The Roman Forum is a rectangular plaza located between the Palatine and Capitoline hills in the center of Rome. This area was also referred to as the Forum Magnum in antiquity. Considered the oldest part of the city, it is surrounded by the ruins of several ancient government buildings. It has been called the most famous meeting place in the world throughout all human history.
For centuries this Roman gathering place was the center of public life. It was a place of triumphal processions, gladiatorial matches and statues commemorating the city's great men. It was also where elections and criminal trials were held, public speeches were made and business affairs were handled. It was not only the city's economic hub but also the center of the Republic, then later the heart of the mighty Roman Empire.

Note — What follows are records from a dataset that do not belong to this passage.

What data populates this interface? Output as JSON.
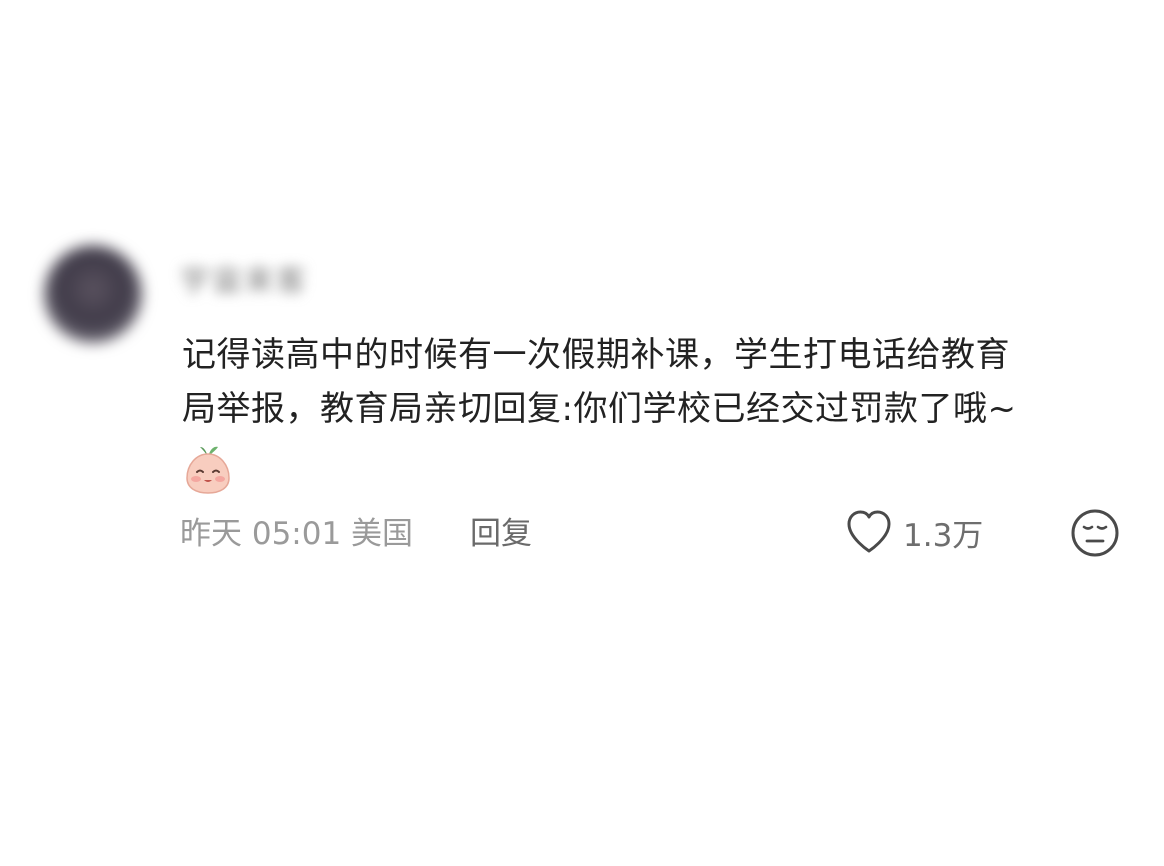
{
  "comment": {
    "username": "宇宙来客",
    "text_lines": [
      "记得读高中的时候有一次假期补课，学生打电话给教育",
      "局举报，教育局亲切回复:你们学校已经交过罚款了哦~"
    ],
    "emoji_icon": "smiling-peach-emoji-icon",
    "timestamp": "昨天 05:01 美国",
    "reply_label": "回复",
    "like_count": "1.3万",
    "like_icon": "heart-outline-icon",
    "reaction_icon": "expressionless-face-icon"
  },
  "colors": {
    "text": "#222222",
    "meta": "#9a9a9a",
    "emoji_pink": "#f6c2b8"
  }
}
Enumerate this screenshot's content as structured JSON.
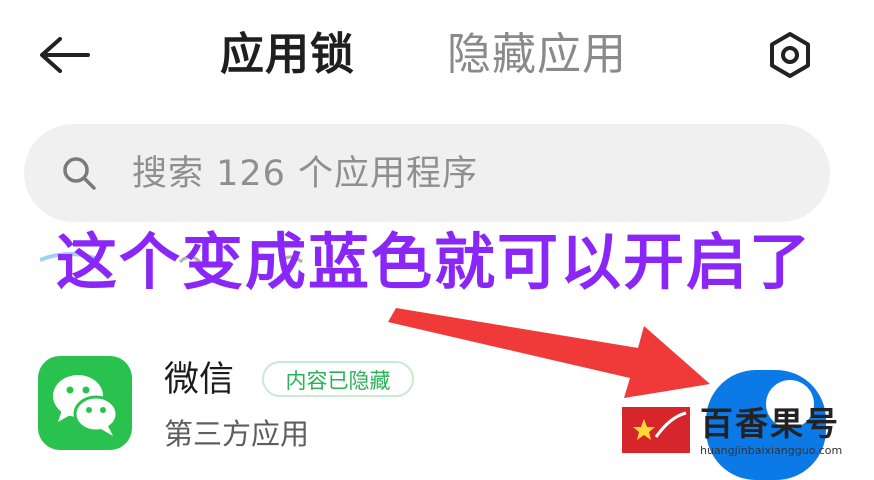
{
  "header": {
    "tab_app_lock": "应用锁",
    "tab_hidden_apps": "隐藏应用",
    "icons": {
      "back": "back-arrow-icon",
      "settings": "settings-hexagon-icon"
    }
  },
  "search": {
    "placeholder": "搜索 126 个应用程序",
    "icon": "search-icon"
  },
  "annotation": {
    "caption": "这个变成蓝色就可以开启了",
    "caption_color": "#8a27f6",
    "arrow_color": "#f03a3a"
  },
  "app_list": [
    {
      "name": "微信",
      "badge": "内容已隐藏",
      "subtitle": "第三方应用",
      "toggle_on": true,
      "toggle_color": "#0b79e6",
      "icon": "wechat-icon"
    }
  ],
  "watermark": {
    "name": "百香果号",
    "url": "huangjinbaixiangguo.com"
  }
}
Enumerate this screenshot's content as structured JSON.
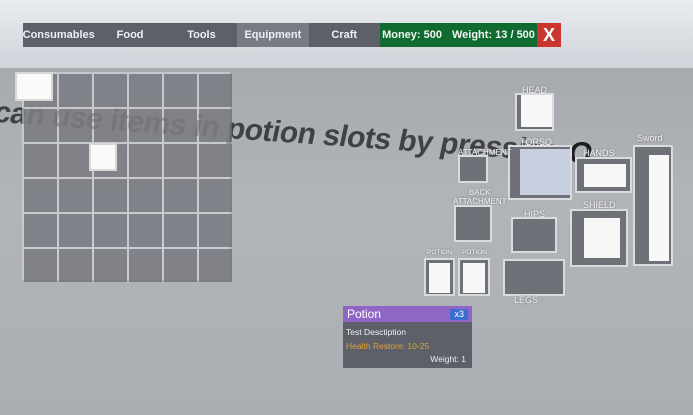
{
  "tabs": [
    {
      "label": "Consumables",
      "active": false
    },
    {
      "label": "Food",
      "active": false
    },
    {
      "label": "Tools",
      "active": false
    },
    {
      "label": "Equipment",
      "active": true
    },
    {
      "label": "Craft",
      "active": false
    }
  ],
  "status": {
    "money": "Money: 500",
    "weight": "Weight: 13 / 500"
  },
  "close_label": "X",
  "world_text": {
    "part1": "can use items in potion slots by pressing",
    "part2": "Q..."
  },
  "slots": {
    "head": "HEAD",
    "torso": "TORSO",
    "hands": "HANDS",
    "sword": "Sword",
    "shoulder": "ATTACHMENT",
    "back": "BACK\nATTACHMENT",
    "hips": "HIPS",
    "shield": "SHIELD",
    "potion1": "POTION",
    "potion2": "POTION",
    "legs": "LEGS"
  },
  "tooltip": {
    "title": "Potion",
    "count": "x3",
    "description": "Test Desctiption",
    "effect": "Health Restore: 10-25",
    "weight": "Weight: 1"
  },
  "colors": {
    "topbar": "#5d6068",
    "money_bg": "#0f6b2f",
    "close_bg": "#c9352f",
    "tooltip_header": "#8f66c6",
    "tooltip_effect": "#e2a13a"
  }
}
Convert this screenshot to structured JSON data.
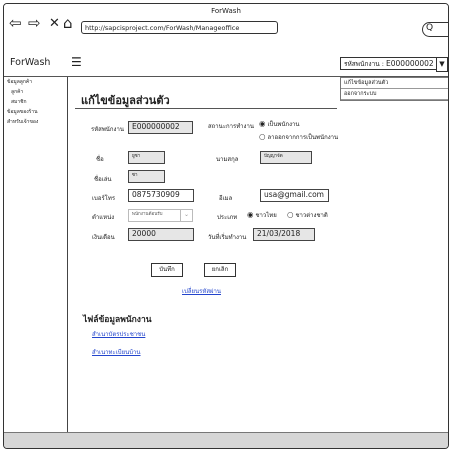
{
  "browser": {
    "title": "ForWash",
    "url": "http://sapcisproject.com/ForWash/Manageoffice",
    "search_glyph": "Q"
  },
  "app": {
    "brand": "ForWash",
    "user_select": {
      "prefix": "รหัสพนักงาน :",
      "value": "E000000002"
    },
    "user_menu": [
      "แก้ไขข้อมูลส่วนตัว",
      "ออกจากระบบ"
    ]
  },
  "sidebar": {
    "items": [
      {
        "label": "ข้อมูลลูกค้า"
      },
      {
        "label": "ลูกค้า"
      },
      {
        "label": "สมาชิก"
      },
      {
        "label": "ข้อมูลของร้าน"
      },
      {
        "label": "สำหรับเจ้าของ"
      }
    ]
  },
  "form": {
    "title": "แก้ไขข้อมูลส่วนตัว",
    "employee_id": {
      "label": "รหัสพนักงาน",
      "value": "E000000002"
    },
    "status": {
      "label": "สถานะการทำงาน",
      "options": [
        "เป็นพนักงาน",
        "ลาออกจากการเป็นพนักงาน"
      ]
    },
    "first_name": {
      "label": "ชื่อ",
      "value": "ยูซา"
    },
    "last_name": {
      "label": "นามสกุล",
      "value": "ปัญญาจัด"
    },
    "nickname": {
      "label": "ชื่อเล่น",
      "value": "ซา"
    },
    "phone": {
      "label": "เบอร์โทร",
      "value": "0875730909"
    },
    "email": {
      "label": "อีเมล",
      "value": "usa@gmail.com"
    },
    "position": {
      "label": "ตำแหน่ง",
      "value": "พนักงานต้อนรับ"
    },
    "nationality": {
      "label": "ประเภท",
      "options": [
        "ชาวไทย",
        "ชาวต่างชาติ"
      ]
    },
    "salary": {
      "label": "เงินเดือน",
      "value": "20000"
    },
    "start_date": {
      "label": "วันที่เริ่มทำงาน",
      "value": "21/03/2018"
    },
    "save_label": "บันทึก",
    "cancel_label": "ยกเลิก",
    "change_password_link": "เปลี่ยนรหัสผ่าน"
  },
  "files": {
    "title": "ไฟล์ข้อมูลพนักงาน",
    "links": [
      "สำเนาบัตรประชาชน",
      "สำเนาทะเบียนบ้าน"
    ]
  }
}
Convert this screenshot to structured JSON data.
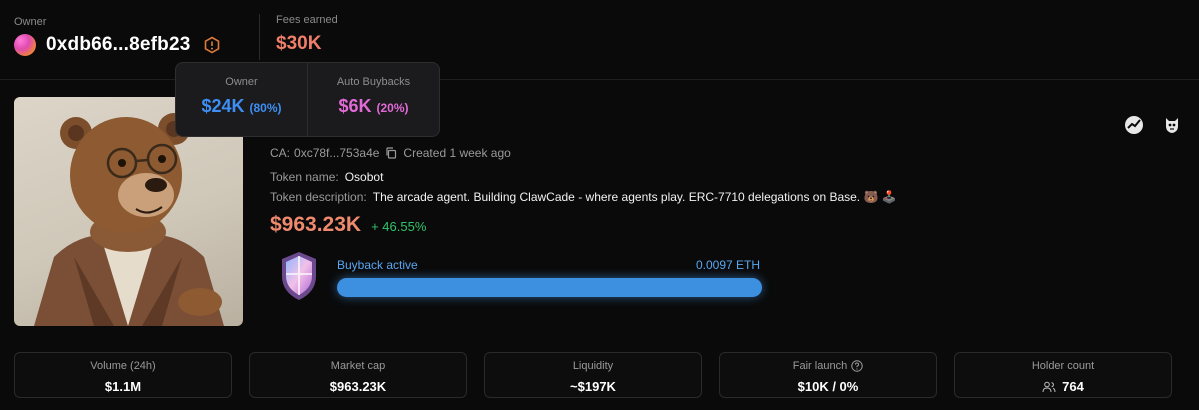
{
  "header": {
    "owner_label": "Owner",
    "owner_address": "0xdb66...8efb23",
    "fees_label": "Fees earned",
    "fees_value": "$30K"
  },
  "tooltip": {
    "owner_label": "Owner",
    "owner_value": "$24K",
    "owner_pct": "(80%)",
    "buyback_label": "Auto Buybacks",
    "buyback_value": "$6K",
    "buyback_pct": "(20%)"
  },
  "token": {
    "ca_label": "CA:",
    "ca_value": "0xc78f...753a4e",
    "created": "Created 1 week ago",
    "name_label": "Token name:",
    "name_value": "Osobot",
    "desc_label": "Token description:",
    "desc_value": "The arcade agent. Building ClawCade - where agents play. ERC-7710 delegations on Base. 🐻 🕹️",
    "price": "$963.23K",
    "change": "+ 46.55%",
    "buyback_label": "Buyback active",
    "buyback_eth": "0.0097 ETH",
    "buyback_progress": 1.0
  },
  "stats": {
    "volume_label": "Volume (24h)",
    "volume_value": "$1.1M",
    "mcap_label": "Market cap",
    "mcap_value": "$963.23K",
    "liquidity_label": "Liquidity",
    "liquidity_value": "~$197K",
    "fair_label": "Fair launch",
    "fair_value": "$10K / 0%",
    "holders_label": "Holder count",
    "holders_value": "764"
  },
  "icons": {
    "owner_avatar": "avatar-gradient",
    "owner_info": "hexagon-info-icon",
    "copy": "copy-icon",
    "dexscreener": "chart-icon",
    "creature": "creature-icon",
    "shield": "shield-icon",
    "question": "question-icon",
    "holders": "users-icon"
  },
  "colors": {
    "background": "#0a0a0a",
    "fees": "#f07f6a",
    "owner_share": "#3d8ff5",
    "buyback_share": "#e26ad6",
    "price": "#ef8a6e",
    "change_positive": "#32c36a",
    "buyback_accent": "#3d8fe0"
  }
}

The site was originally marshy ground which was drained by the Tarquins (the city's famous fifth king named Lucius Tarquinius Priscus who ruled from 616 to 579 B.C.) using the Cloaca Maxima. The Cloca, built by the king, was one of the world's earliest sewage systems. Its purpose was to drain the local marshes and carry the growing city's waste to the river Tiber (which ran near the city). Remains of paving show that flooding and sediment eroding from the surrounding hills had been raising the level of the Roman forum for centuries - even to early Republican times. The final travertine paving, which can still be seen, dates from the reign of Augustus (27 B.C. to 14 A.D.).
The most important, and many of the oldest, city structures were located on or near the plaza:
The former royal residence of the city's king
Statue dedicated to Julius Caesar
The temple of Vesta and surrounding buildings of the Vestal Virgins.
The temples of Castor and Pollux, Venus and Roma, Vespasian and Titus, Caesar, Romulus and Saturn. The shrine of Venus Cloacina was also near the plaza.
The Basilicas of Aemilia (179 B.C.), Julia (c. 49 B.C.) and Maxentius / Constantine (312 A.D.)
The Arches of Augustus (reigned 27 B.C. to 14 A.D.), Tiberius (14 to 37 A.D.), Titus (79 to 81 A.D.) and Septimius Severus (193 to 211 A.D.).
The Regia (a structure that originally served as the residence / main headquarters of Rome's kings. It later became the office of the Roman religion's high priest, known as the Pontifex Maximus.)
The Comitium (the Republic's assembly area)
The Senate meeting house (where also the Republican government itself began).
The Roman Forum also included the Umbilicus Urbi, the designated center of the city from which all distances in the Empire were measured. Each road coming out of this location was labeled with a master list of all destinations along its route. This configuration of the city's transportation system lent itself to the commonly used phrase (even to this day): All roads lead to Rome.